Gennaro gave an example of a game during which Ichiro Suzuki faced a pitcher for the first time, so going by the typical batter-vs-pitcher approach, you’d be in the dark on what would happen. But the pitcher was part of a cluster Ichiro was 12-for-60 against.
It wasn’t perfect, and I heard some people raise questions about points in the methodology. Even listening to Gennero talk, his project was a work in process that was only mostly complete, but it sure sounded to me like he was onto something.
9. BTF chapter meeting
A few years ago, two members of our crowd—Paul Brewer and the one and only Chris Dial—had an idea: let’s create a new kind of chapter. All SABR chapters were geographically based: a Chicago chapter, a Minnesota chapter, etc. Well, in the modern age of internet communication, they proposed we have an online chapter. And, thus, SABR changed its rules to create online chapters, and the Baseball Think Factory chapter was born.
The meeting. From left to right: Mr. High Standards, Anthony Giacalone, Aaron Gleeman, Joe Dimino’s friend Clayton, Colin Wyers (standing), Joe Dimino, F. X. Flinn (standing), Mike McCullough, myself (obscured), Chris Dial (standing), Scott Fischtal. Photo by Larry Mahnken.
The hope was to help revolutionize SABR and our involvement within it. Three years since that first brainstorm, not much had been done. We met and socialized and talked baseball with each other online just like always and did it in person at the convention like always, but that was it. Nothing had changed, and just calling ourselves a new chapter didn’t seem to make any difference. It was just an empty prize.
So at midnight Saturday (well, technically Sunday) when the chapter held its annual official in-person meeting, it was at a crossroads. Some members openly said, essentially, “Look, nothing has come of having our own chapter, and is there really a point? Maybe we should disband.” Others, led by Chris Dial, argued the other side. “Okay, not much has been done, but let’s see where we can go. Let’s start taking steps.”
And in an hour-long hash-out, a general consensus was reached. We’ll explore the possibility of seeing if the BTF chapter can involve itself in helping to host a convention. Some members of the chapter have been involved in this sort of work before, and others are game. Who knows where things will go from here, but some guys clearly were interested. Neal Traven, a BTF chapter member and former SABR board member who has helped put on conventions before, noted that you don’t need a million people, just a solid core. We’ll see what happens from here.
Front table: Clockwise starting with the guy with the ponytail: Neal Traven in the ponytail, Mr. High Standards, Anthony Giacalone, Aaron Gleeman, Clayton, Joe Dimino, me, and I’m not sure, maybe Mike Webber. The table behind us: Chris Dial, Colin Wyers, Phil Birnbaum, Larry Manhken, and I don’t know who that is in black. At the table just behind me, Carson Cistulli is in the blue shirt. Photo by Mike McCullough

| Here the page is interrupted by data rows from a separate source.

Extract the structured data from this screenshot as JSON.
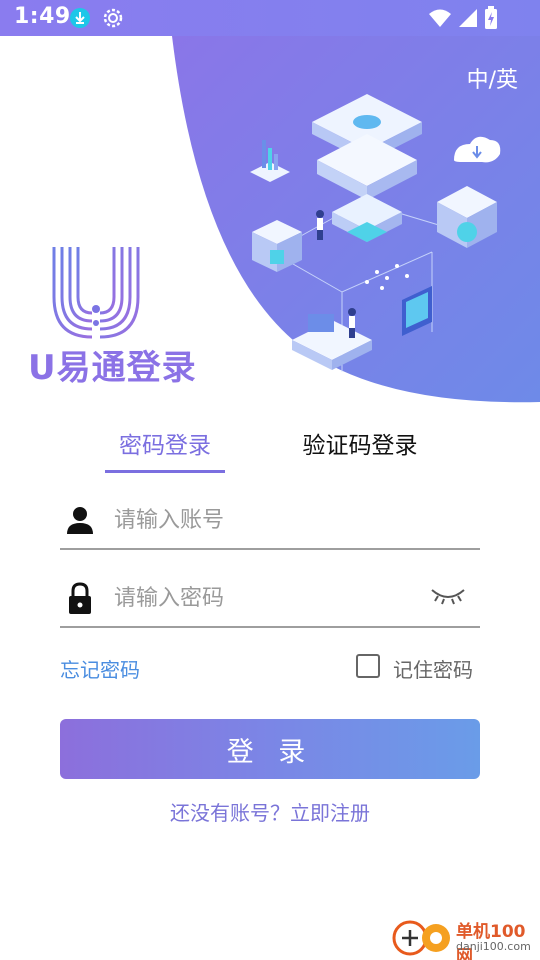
{
  "status_bar": {
    "time": "1:49",
    "icons": [
      "download-icon",
      "gear-icon",
      "wifi-icon",
      "signal-icon",
      "battery-icon"
    ]
  },
  "header": {
    "lang_switch": "中/英"
  },
  "brand": {
    "logo_text": "U易通登录"
  },
  "tabs": [
    {
      "label": "密码登录",
      "active": true
    },
    {
      "label": "验证码登录",
      "active": false
    }
  ],
  "form": {
    "account": {
      "value": "",
      "placeholder": "请输入账号",
      "icon": "person-icon"
    },
    "password": {
      "value": "",
      "placeholder": "请输入密码",
      "icon": "lock-icon",
      "toggle_icon": "eye-closed-icon"
    },
    "forgot_label": "忘记密码",
    "remember_label": "记住密码",
    "remember_checked": false,
    "login_label": "登 录",
    "register_label": "还没有账号？立即注册"
  },
  "watermark": {
    "name": "单机100网",
    "domain": "danji100.com"
  },
  "colors": {
    "accent": "#7b6fe0",
    "link": "#4a8de0",
    "hero_gradient_start": "#8a76e8",
    "hero_gradient_end": "#6e88e8"
  }
}
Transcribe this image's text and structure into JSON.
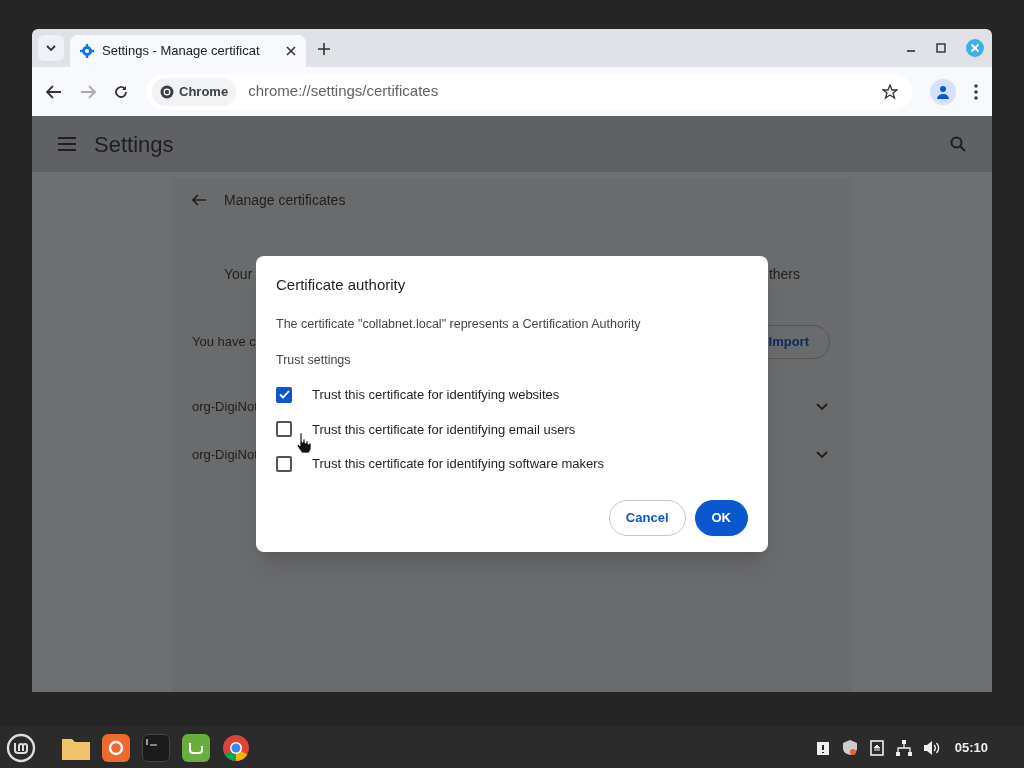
{
  "browser": {
    "tab": {
      "title": "Settings - Manage certificat",
      "selected": true
    },
    "omnibox": {
      "chip": "Chrome",
      "url": "chrome://settings/certificates"
    }
  },
  "settings": {
    "title": "Settings",
    "page_title": "Manage certificates",
    "intro_left": "Your",
    "intro_right": "thers",
    "info": "You have c",
    "import_button": "Import",
    "rows": [
      {
        "label": "org-DigiNot"
      },
      {
        "label": "org-DigiNot"
      }
    ]
  },
  "dialog": {
    "title": "Certificate authority",
    "message": "The certificate \"collabnet.local\" represents a Certification Authority",
    "section": "Trust settings",
    "options": [
      {
        "label": "Trust this certificate for identifying websites",
        "checked": true
      },
      {
        "label": "Trust this certificate for identifying email users",
        "checked": false
      },
      {
        "label": "Trust this certificate for identifying software makers",
        "checked": false
      }
    ],
    "buttons": [
      {
        "label": "Cancel",
        "kind": "secondary"
      },
      {
        "label": "OK",
        "kind": "primary"
      }
    ]
  },
  "taskbar": {
    "clock": "05:10"
  }
}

10. Two days is too short
As always is the case, the convention came to an end. The last night, my roommate, Anthony Giacalone, said to me the convention is the perfect length. You show up for three-and-a-half days, and if it was much longer, it might wear on you a bit. But if it were shorter, you’d feel like it wasn’t enough.

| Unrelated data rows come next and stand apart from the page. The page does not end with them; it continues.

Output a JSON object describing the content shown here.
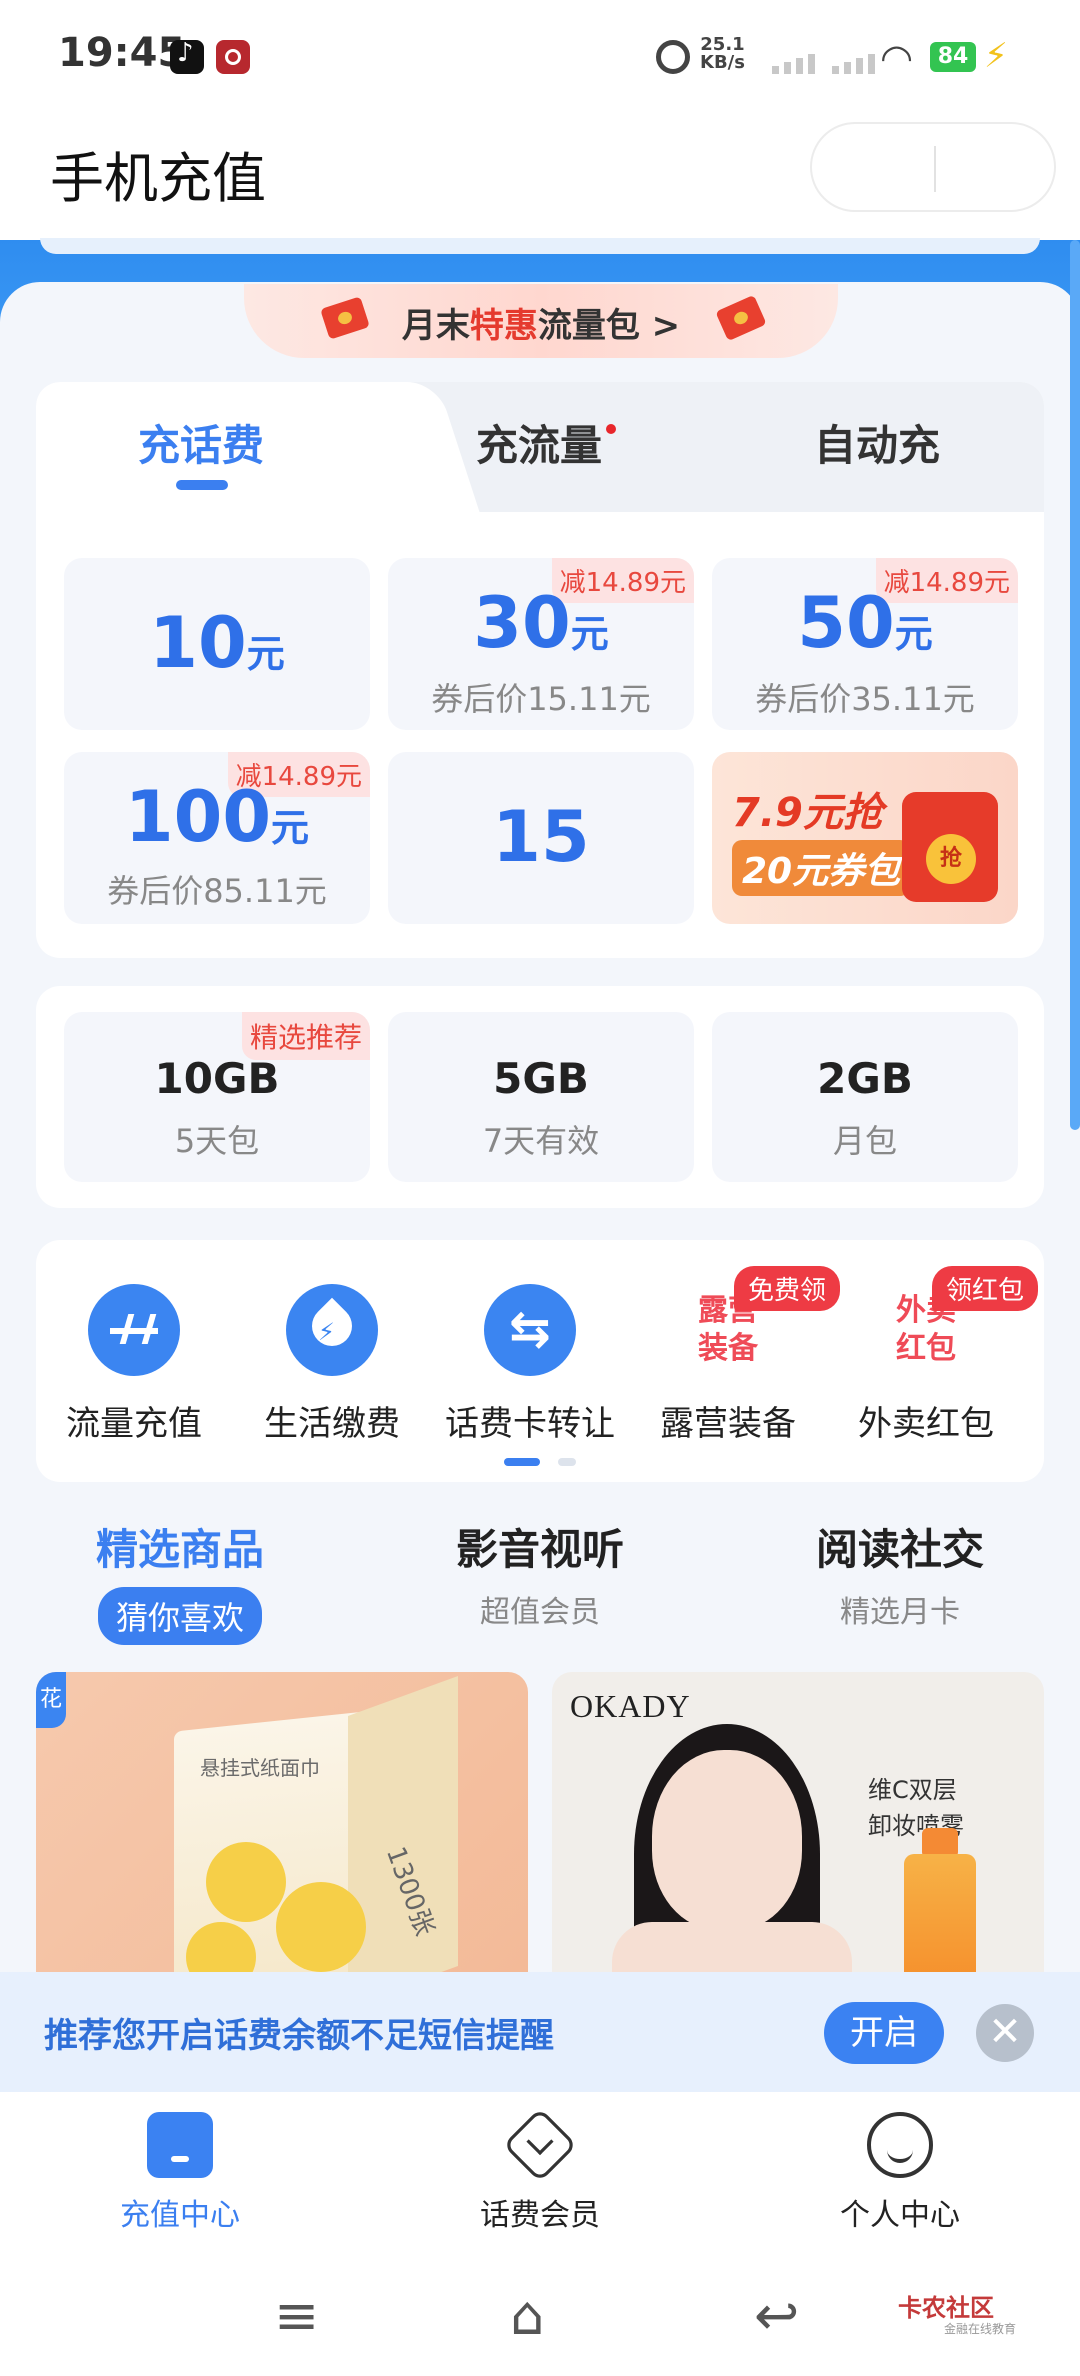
{
  "status_bar": {
    "time": "19:45",
    "net_speed_value": "25.1",
    "net_speed_unit": "KB/s",
    "battery": "84",
    "icons": [
      "tiktok-icon",
      "app-icon",
      "alarm-icon",
      "signal-icon",
      "wifi-icon",
      "battery-icon",
      "charging-icon"
    ]
  },
  "header": {
    "title": "手机充值"
  },
  "promo": {
    "prefix": "月末",
    "highlight": "特惠",
    "suffix": "流量包",
    "arrow": ">"
  },
  "recharge": {
    "tabs": [
      {
        "label": "充话费"
      },
      {
        "label": "充流量"
      },
      {
        "label": "自动充"
      }
    ],
    "tiles": [
      {
        "amount": "10",
        "unit": "元",
        "sub": "",
        "tag": ""
      },
      {
        "amount": "30",
        "unit": "元",
        "sub": "券后价15.11元",
        "tag": "减14.89元"
      },
      {
        "amount": "50",
        "unit": "元",
        "sub": "券后价35.11元",
        "tag": "减14.89元"
      },
      {
        "amount": "100",
        "unit": "元",
        "sub": "券后价85.11元",
        "tag": "减14.89元"
      },
      {
        "amount": "15",
        "unit": "",
        "sub": "",
        "tag": ""
      }
    ],
    "promo_tile": {
      "line1": "7.9元抢",
      "line2": "20元券包",
      "button": "抢"
    }
  },
  "data_plans": [
    {
      "size": "10GB",
      "duration": "5天包",
      "tag": "精选推荐"
    },
    {
      "size": "5GB",
      "duration": "7天有效",
      "tag": ""
    },
    {
      "size": "2GB",
      "duration": "月包",
      "tag": ""
    }
  ],
  "services": [
    {
      "label": "流量充值",
      "icon": "pulse-icon",
      "badge": ""
    },
    {
      "label": "生活缴费",
      "icon": "drop-bolt-icon",
      "badge": ""
    },
    {
      "label": "话费卡转让",
      "icon": "swap-icon",
      "badge": ""
    },
    {
      "label": "露营装备",
      "icon": "camping-art-icon",
      "art": "露营\n装备",
      "badge": "免费领"
    },
    {
      "label": "外卖红包",
      "icon": "takeout-art-icon",
      "art": "外卖\n红包",
      "badge": "领红包"
    }
  ],
  "categories": [
    {
      "title": "精选商品",
      "sub": "猜你喜欢"
    },
    {
      "title": "影音视听",
      "sub": "超值会员"
    },
    {
      "title": "阅读社交",
      "sub": "精选月卡"
    }
  ],
  "products": [
    {
      "corner": "花",
      "box_text": "悬挂式纸面巾",
      "count": "1300张"
    },
    {
      "brand": "OKADY",
      "quote_line1": "维C双层",
      "quote_line2": "卸妆喷雾"
    }
  ],
  "reminder": {
    "text": "推荐您开启话费余额不足短信提醒",
    "button": "开启",
    "close": "✕"
  },
  "bottom_nav": [
    {
      "label": "充值中心"
    },
    {
      "label": "话费会员"
    },
    {
      "label": "个人中心"
    }
  ],
  "system_nav": {
    "menu": "≡",
    "home": "⌂",
    "back": "↩"
  },
  "watermark": {
    "text": "卡农社区",
    "sub": "金融在线教育"
  },
  "colors": {
    "accent": "#3b7ff0",
    "price_blue": "#2f70e8",
    "tag_red": "#e8483e",
    "band_blue": "#2f8df0"
  }
}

He had a point, but in my case it was almost exactly 48 hours from when I first saw anyone to when I said my goodbyes. I enjoyed it; I just wish I could have been there for all of it.
It’s funny. Before the weekend began, I was thinking maybe I’ll miss the next one. I’ve been to 10 in a row, and I’m due to miss one, right? By the time I said my goodbyes, I realized why I keep coming back. Yeah, it is enjoyable. Hopefully, I’ll make the one next year. That’ll be in Houston.
And 2015 will be in Chicago, around my way. That definitely should be fun.
References & Resources
Photos by Larry Mahnken and Mike McCullough